The whole psalm, though, is relevant to the meaning of Christmas and it is for this reason that the opening verses of Psalm 2 will be familiar to many from their use in Handel's Messiah.
Handel's libretto here takes its cue from Acts 4, which provides a definitive context for the interpretation of the psalm, and so is worth reading through in full. The relevant section takes places after Saints Peter and John are arrested for preaching the Resurrection:
...And it came to pass on the morrow, that their princes, and ancients, and scribes, were gathered together in Jerusalem [congregarentur principes eorum, et seniores, et scribæ, in Jerusalem]: And Annas the high priest, and Caiphas, and John, and Alexander, and as many as were of the kindred of the high priest. And setting them in the midst, they asked: By what power, or by what name, have you done this?

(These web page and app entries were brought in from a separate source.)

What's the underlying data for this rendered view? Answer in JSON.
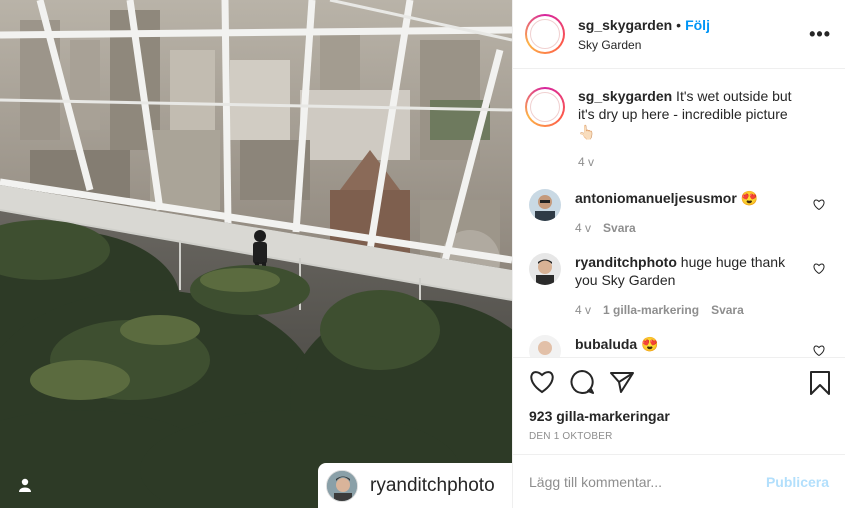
{
  "post": {
    "author": "sg_skygarden",
    "follow_label": "Följ",
    "location": "Sky Garden",
    "more_label": "•••"
  },
  "photo_tag": {
    "username": "ryanditchphoto"
  },
  "comments": [
    {
      "user": "sg_skygarden",
      "text": " It's wet outside but it's dry up here - incredible picture 👆🏻",
      "time": "4 v"
    },
    {
      "user": "antoniomanueljesusmor",
      "text": " 😍",
      "time": "4 v",
      "reply": "Svara"
    },
    {
      "user": "ryanditchphoto",
      "text": " huge huge thank you Sky Garden",
      "time": "4 v",
      "likes": "1 gilla-markering",
      "reply": "Svara"
    },
    {
      "user": "bubaluda",
      "text": " 😍"
    }
  ],
  "stats": {
    "likes": "923 gilla-markeringar",
    "date": "DEN 1 OKTOBER"
  },
  "add_comment": {
    "placeholder": "Lägg till kommentar...",
    "publish_label": "Publicera"
  },
  "icons": {
    "like": "heart-icon",
    "comment": "comment-icon",
    "share": "share-icon",
    "save": "bookmark-icon",
    "tagged": "user-tag-icon"
  }
}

Then Peter, filled with the Holy Ghost, said to them: Ye princes of the people [Principes populi] and ancients, hear: If we this day are examined concerning the good deed done to the infirm man, by what means he hath been made whole: Be it known to you all, and to all the people of Israel, that by the name of our Lord Jesus Christ of Nazareth, whom you crucified, whom God hath raised from the dead, even by him this man standeth here before you whole. This is the stone which was rejected by you the builders, which is become the head of the corner. Neither is there salvation in any other. For there is no other name under heaven given to men, whereby we must be saved...

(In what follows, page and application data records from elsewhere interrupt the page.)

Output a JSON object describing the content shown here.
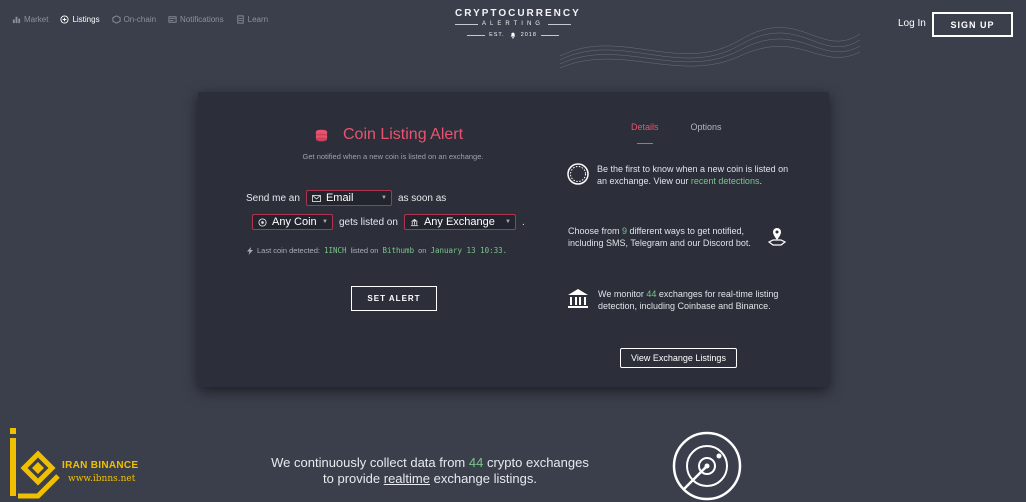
{
  "nav": {
    "items": [
      {
        "label": "Market",
        "icon": "bar-chart-icon"
      },
      {
        "label": "Listings",
        "icon": "plus-circle-icon",
        "active": true
      },
      {
        "label": "On-chain",
        "icon": "cube-icon"
      },
      {
        "label": "Notifications",
        "icon": "message-icon"
      },
      {
        "label": "Learn",
        "icon": "document-icon"
      }
    ],
    "brand_line1": "CRYPTOCURRENCY",
    "brand_line2": "ALERTING",
    "brand_line3": "EST.",
    "brand_year": "2018",
    "login_label": "Log In",
    "signup_label": "SIGN UP"
  },
  "alert_form": {
    "title": "Coin Listing Alert",
    "subtitle": "Get notified when a new coin is listed on an exchange.",
    "send_me_an": "Send me an",
    "method_value": "Email",
    "as_soon_as": "as soon as",
    "coin_value": "Any Coin",
    "gets_listed_on": "gets listed on",
    "exchange_value": "Any Exchange",
    "period": ".",
    "last_prefix": "Last coin detected:",
    "last_coin": "1INCH",
    "listed_on": "listed on",
    "last_exchange": "Bithumb",
    "on": "on",
    "last_time": "January 13 10:33.",
    "set_alert_label": "SET ALERT"
  },
  "details": {
    "tabs": [
      "Details",
      "Options"
    ],
    "f1_text": "Be the first to know when a new coin is listed on an exchange. View our ",
    "f1_link": "recent detections",
    "f1_end": ".",
    "f2_pre": "Choose from ",
    "f2_num": "9",
    "f2_post": " different ways to get notified, including SMS, Telegram and our Discord bot.",
    "f3_pre": "We monitor ",
    "f3_num": "44",
    "f3_post": " exchanges for real-time listing detection, including Coinbase and Binance.",
    "view_btn": "View Exchange Listings"
  },
  "bottom": {
    "line1_pre": "We continuously collect data from ",
    "line1_num": "44",
    "line1_post": " crypto exchanges",
    "line2_pre": "to provide ",
    "line2_link": "realtime",
    "line2_post": " exchange listings."
  },
  "watermark": {
    "name": "IRAN BINANCE",
    "url": "www.ibnns.net"
  },
  "colors": {
    "accent": "#e8546f",
    "green": "#79c58b",
    "background": "#3b3f4c",
    "card": "#2c2f3a"
  }
}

But they commanded them to go aside out of the council; and they conferred among themselves, Saying: What shall we do to these men? for indeed a known miracle hath been done by them, to all the inhabitants of Jerusalem: it is manifest, and we cannot deny it. But that it may be no farther spread among the people, let us threaten them that they speak no more in this name to any man....But Peter and John answering, said to them: If it be just in the sight of God, to hear you rather than God, judge ye. For we cannot but speak the things which we have seen and heard.... And being let go, they came to their own company, and related all that the chief priests and ancients had said to them.

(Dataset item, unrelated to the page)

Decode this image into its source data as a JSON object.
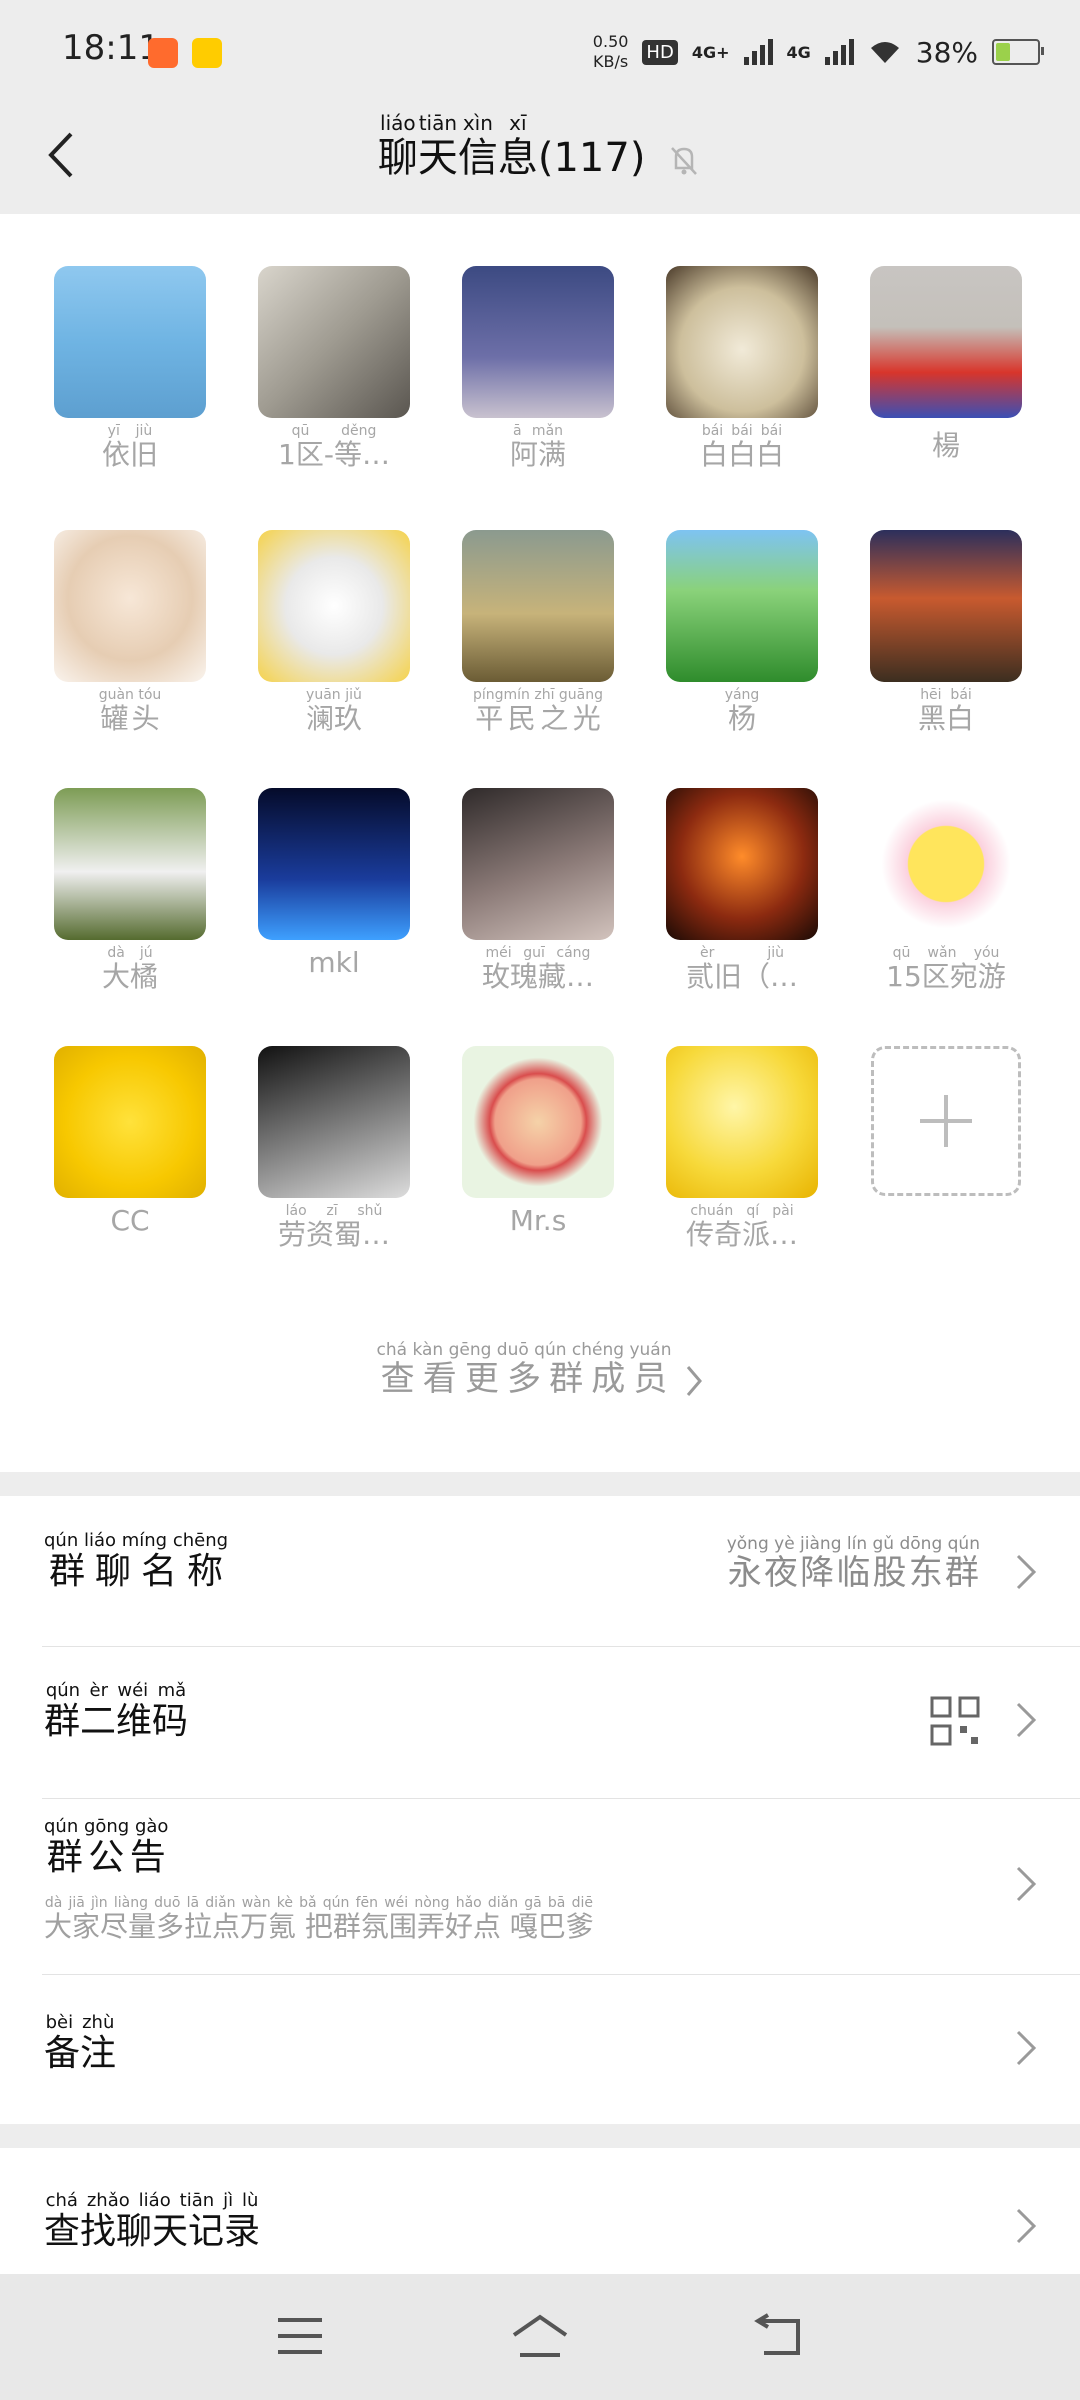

Who having heard it, with one accord lifted up their voice to God, and said: Lord, thou art he that didst make heaven and earth, the sea, and all things that are in them.Who, by the Holy Ghost, by the mouth of our father David, thy servant, hast said: Why did the Gentiles rage, and the people meditate vain things? The kings of the earth stood up, and the princes assembled together against the Lord and his Christ. For of a truth there assembled together in this city against thy holy child Jesus, whom thou hast anointed, Herod, and Pontius Pilate, with the Gentiles and the people of Israel, To do what thy hand and thy counsel decreed to be done. And now, Lord, behold their threatenings, and grant unto thy servants, that with all confidence they may speak thy word, By stretching forth thy hand to cures, and signs, and wonders to be done by the name of thy holy Son Jesus.As Acts makes clear, the kings and princes are those who plotted to kill Christ; their efforts were in vain, since by virtue of the Resurrection his message spread even more strongly - even in Acts 4 they decide to let the apostles go hoping that the whole thing might just go away even in the face of the miracles being done!
Verse 3 can be read either as the leaders of the world rejecting God's law, a burden they regard as too heavy, or as a call for us to reject their false laws, and choose instead the light yoke of Christ.
Psalm 2 in the Benedictine Office
In St Benedict's Office, the psalm is the second psalm of Prime on Monday, and fits well with the theme of Christ's kingship that runs through this hour.
The injunction to ‘serve the Lord with fear and trembling’(v11) provides the antiphon for Monday Prime and is particularly important in Benedictine spirituality as the first step on the ladder of humility (RB 7). It can perhaps be seen as part of the preparation for the weekly renewal of monastic vows in the Suscipe verse said at Terce.
St Benedict also quotes this verse in his instructions on how to approach the liturgy (RB 19), where St Benedict talks about the sense of ‘reverence and awe’ we should cultivate when saying the Office.
And for verse by verse notes on this psalm, continue on here.